UCLA physician-scientist to receive $1.25M grant for cancer research
Steven Jonas, a clinical instructor at the David Geffen of School of Medicine, received a $1.25 million grant for his work developing cellular immunotherapies. (Milo Mitchell/UCLA)
By Sameera Pant
Oct. 2, 2019 12:25 a.m.
A UCLA physician-scientist received a $1.25 million grant to support his research, according to a university press release published Tuesday.
Steven Jonas, a clinical instructor in the pediatrics, hematology and oncology division at the UCLA David Geffen of School of Medicine, received the National Institutes of Health Director’s Early Independence Award.
The award, which consists of a $1.25 million grant distributed over five years, will aid Jonas in his research.
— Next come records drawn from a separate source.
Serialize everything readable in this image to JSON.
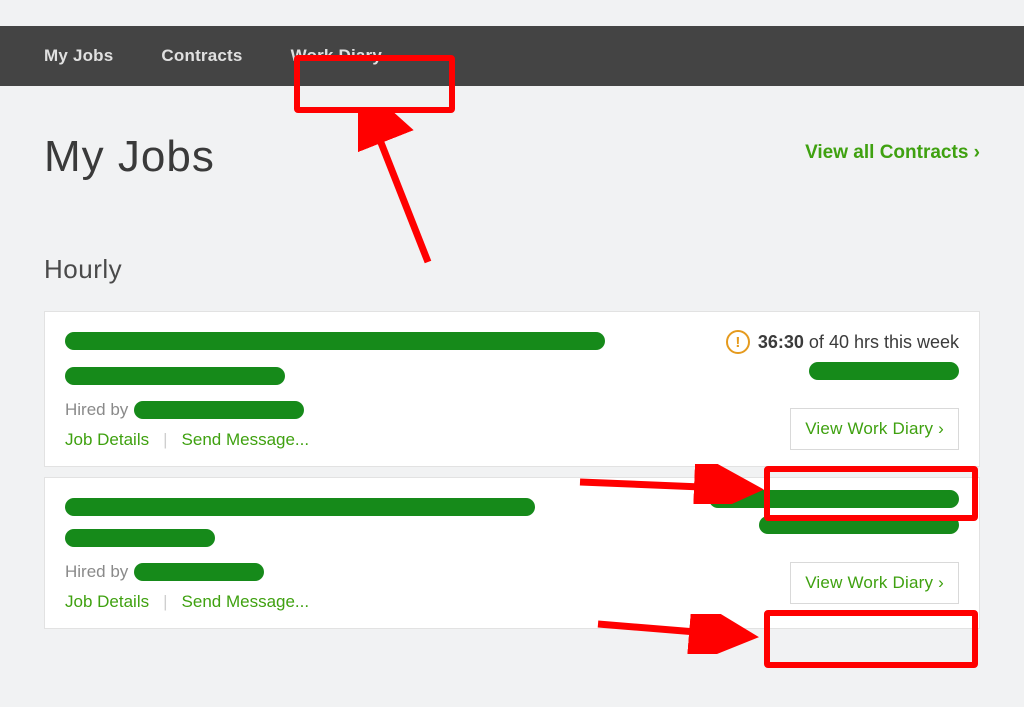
{
  "nav": {
    "myJobs": "My Jobs",
    "contracts": "Contracts",
    "workDiary": "Work Diary"
  },
  "page": {
    "title": "My Jobs",
    "viewAll": "View all Contracts ›",
    "section": "Hourly"
  },
  "hours": {
    "used": "36:30",
    "middle": " of ",
    "cap": "40 hrs this week"
  },
  "labels": {
    "hiredBy": "Hired by",
    "jobDetails": "Job Details",
    "sendMessage": "Send Message...",
    "viewWorkDiary": "View Work Diary ›",
    "warn": "!"
  }
}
His work focuses on the development of genetically engineered cell-based therapies for patients with cancer and other life-threatening conditions, according to the press release.
The award is part of the NIH’s High-Risk, High-Rewards Research Program, which aims to help junior scientists attain independent research positions and further their scientific careers, the press release stated.
In 2018, Jonas received the Randi and Warren Grant Research Grant, a $100,000 grant from the Tower Cancer Research Foundation, for his work on cellular immunotherapies.
In addition to being a clinical instructor, Jonas is a researcher at the UCLA Jonsson Comprehensive Cancer Center and a member of the Eli and Edythe Broad Center of Regenerative Medicine and Stem Cell Research, the California NanoSystems Institute and the UCLA Children’s Discovery and Innovation Institute.